Magical thinking is also an ineffective doubt management strategy. A form of this behavior occurs when pilots find solace in the use of parallax to increase their apparent fuel levels. I’m speaking of pilots who look slightly to the left of the fuel gauge needle—a needle reading close to “E”—and feel better because this view shows a sudden increase in their fuel supply. Anyone turning a car that’s low on fuel and sees the gas needle suddenly (and temporarily) point to a higher quantity knows exactly what I mean. Drivers may actually feel a bit better as a result of the needle’s movement. Pilots low on fuel in turbulent air know this magical feeling, too. Turbulence may temporarily nudge those fuel gauge needles into the higher fuel quantity region, allowing pilots to feel some degree of relief, albeit temporarily. The fact that these types of superstitious and magical behaviors can make pilots feel better, is a sure sign that we need to be better doubt managers.
Given that pilots in these fuel exhaustion accidents managed to get so close to the destination airport, you have to wonder how many pilots actually land on fumes? Of course, this is something we don’t hear about, perhaps because there’s no such thing as an FAA “fumigator” stationed at the end of each runway. The scary thought here is that superstitious and magical behavior may actually be a strategy that appears to work for pilots, at least until the time that it doesn’t. It’s entirely possible that some pilots compensate for a lack of proper flight planning through the unwitting use of superstitious or magical behaviors. Either way, becoming a good doubt manager means reducing any reliance we have on these types of behaviors.
The takeaway point here is that it’s the doubt we have about our fuel situation that should signal us to change our thinking strategy. First, we need to become more aware of our natural tendency to engage in superstitious behavior and use magical thinking. The moment we find ourselves hoping, fudging fuel calculations, modifying our memories or enjoying the pleasures of parallax, we should (sorry Mr. T. Leary) turn off that thinking, tune out those strategies and drop in to a more rational frame of mind. Instead of trying to prove that we actually do have enough fuel to land at our intended destination, we’re often better off trying to prove that we don’t. If we can’t prove this, then there’s a good chance that we have sufficient fuel for a safe landing. So be it. If we can prove ourselves wrong, then the chances are that we are wrong. I have no doubt that this strategy brings us closer to knowing the truth about the actual amount of fuel we have on board our airplanes. Without a doubt, it make us better doubt managers.

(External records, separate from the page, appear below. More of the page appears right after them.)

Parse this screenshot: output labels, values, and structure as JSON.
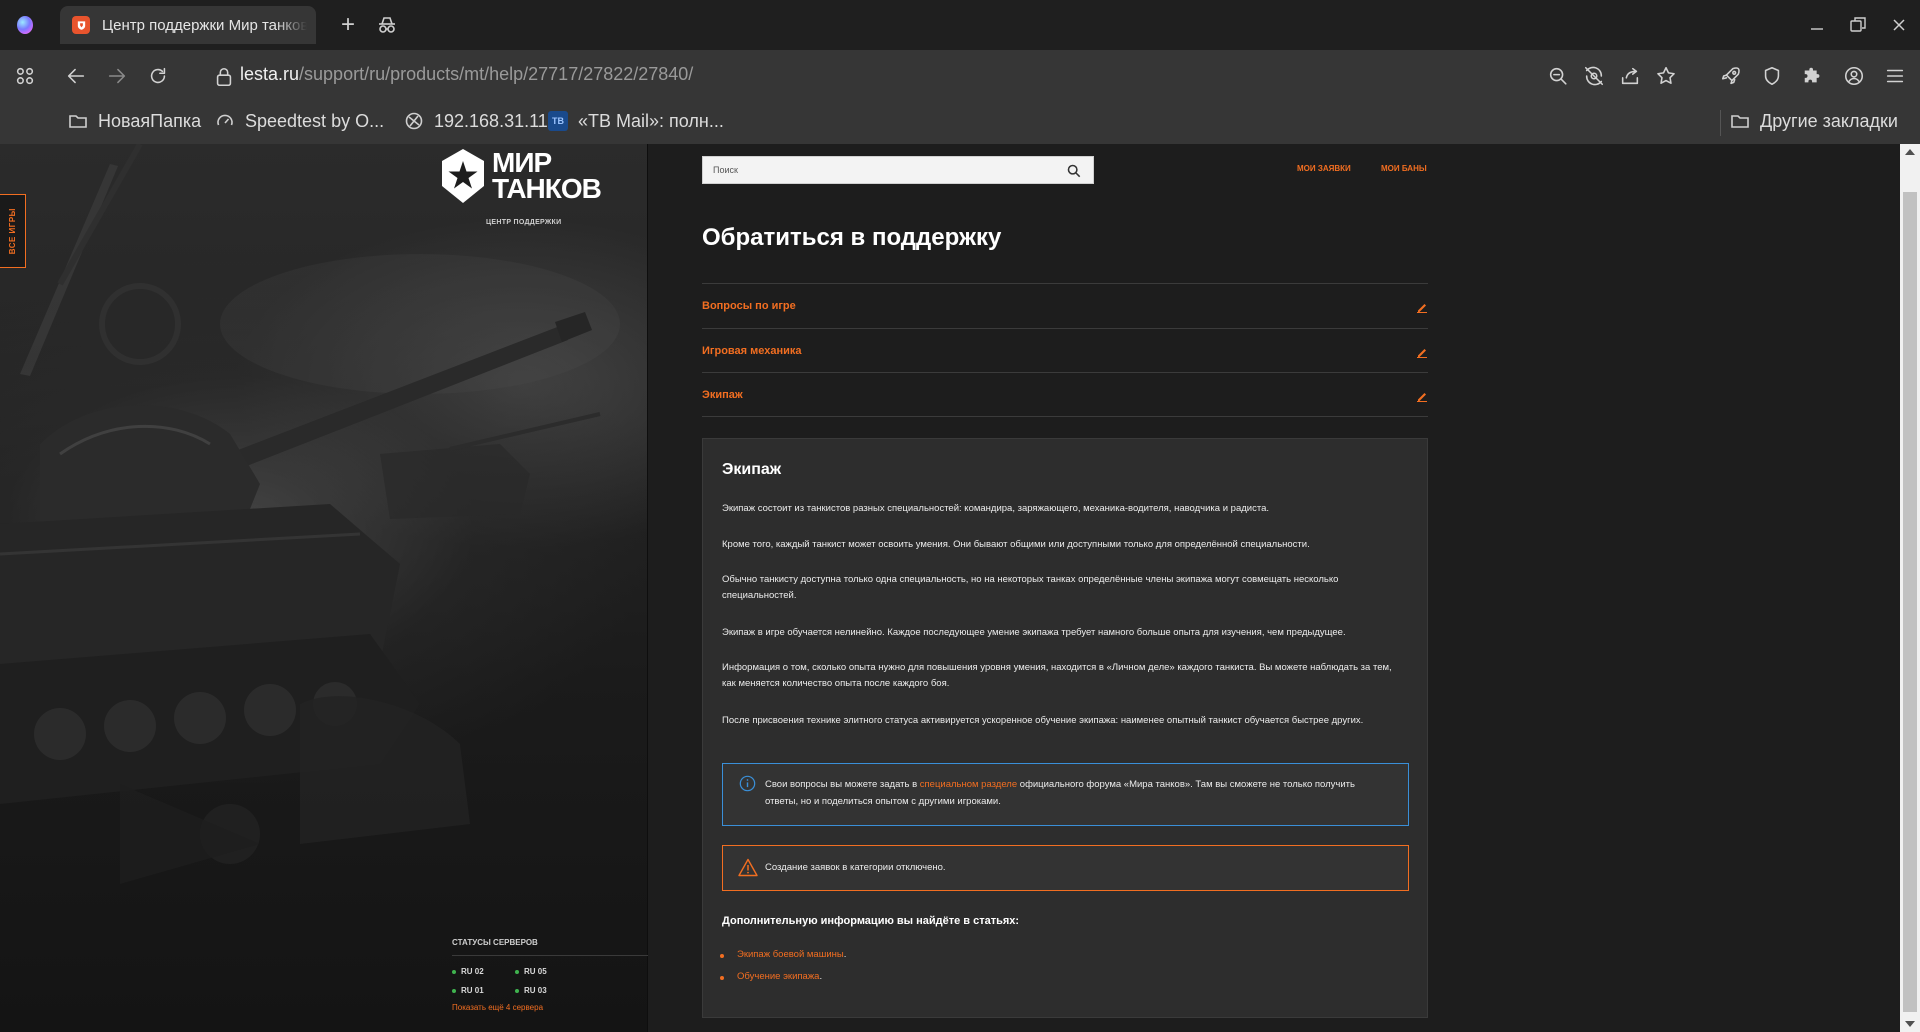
{
  "browser": {
    "tab_title": "Центр поддержки Мир танков",
    "url_host": "lesta.ru",
    "url_path": "/support/ru/products/mt/help/27717/27822/27840/",
    "bookmarks": [
      {
        "label": "НоваяПапка",
        "icon": "folder-icon"
      },
      {
        "label": "Speedtest by O...",
        "icon": "speedtest-icon"
      },
      {
        "label": "192.168.31.11",
        "icon": "router-icon"
      },
      {
        "label": "«ТВ Mail»: полн...",
        "icon": "tv-mail-icon"
      }
    ],
    "other_bookmarks": "Другие закладки"
  },
  "sidebar": {
    "all_games": "ВСЕ ИГРЫ",
    "logo_line1": "МИР",
    "logo_line2": "ТАНКОВ",
    "logo_sub": "ЦЕНТР ПОДДЕРЖКИ",
    "server_status_title": "СТАТУСЫ СЕРВЕРОВ",
    "servers": [
      "RU 02",
      "RU 05",
      "RU 01",
      "RU 03"
    ],
    "show_more": "Показать ещё 4 сервера"
  },
  "header": {
    "search_placeholder": "Поиск",
    "my_requests": "МОИ ЗАЯВКИ",
    "my_bans": "МОИ БАНЫ"
  },
  "main": {
    "title": "Обратиться в поддержку",
    "breadcrumb_rows": [
      "Вопросы по игре",
      "Игровая механика",
      "Экипаж"
    ],
    "article": {
      "heading": "Экипаж",
      "paragraphs": [
        "Экипаж состоит из танкистов разных специальностей: командира, заряжающего, механика-водителя, наводчика и радиста.",
        "Кроме того, каждый танкист может освоить умения. Они бывают общими или доступными только для определённой специальности.",
        "Обычно танкисту доступна только одна специальность, но на некоторых танках определённые члены экипажа могут совмещать несколько специальностей.",
        "Экипаж в игре обучается нелинейно. Каждое последующее умение экипажа требует намного больше опыта для изучения, чем предыдущее.",
        "Информация о том, сколько опыта нужно для повышения уровня умения, находится в «Личном деле» каждого танкиста. Вы можете наблюдать за тем, как меняется количество опыта после каждого боя.",
        "После присвоения технике элитного статуса активируется ускоренное обучение экипажа: наименее опытный танкист обучается быстрее других."
      ],
      "info_before": "Свои вопросы вы можете задать в ",
      "info_link": "специальном разделе",
      "info_after": " официального форума «Мира танков». Там вы сможете не только получить ответы, но и поделиться опытом с другими игроками.",
      "warning": "Создание заявок в категории отключено.",
      "more_title": "Дополнительную информацию вы найдёте в статьях:",
      "links": [
        "Экипаж боевой машины",
        "Обучение экипажа"
      ]
    }
  },
  "colors": {
    "accent": "#f26e21",
    "info_border": "#3a8fd8",
    "server_ok": "#3fb34f"
  }
}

If you’d like to learn more about how pilots think (or should think) in the cockpit, take a look at my book titled, “Rod Machado’s Plane Talk,” available for $19.95 as an ebook (instant download). This book is filled with chapters on effective cockpit thinking strategies, coping with in-flight anxiety, dealing with first time passengers, and many other useful tips to help pilots fly safer and wiser.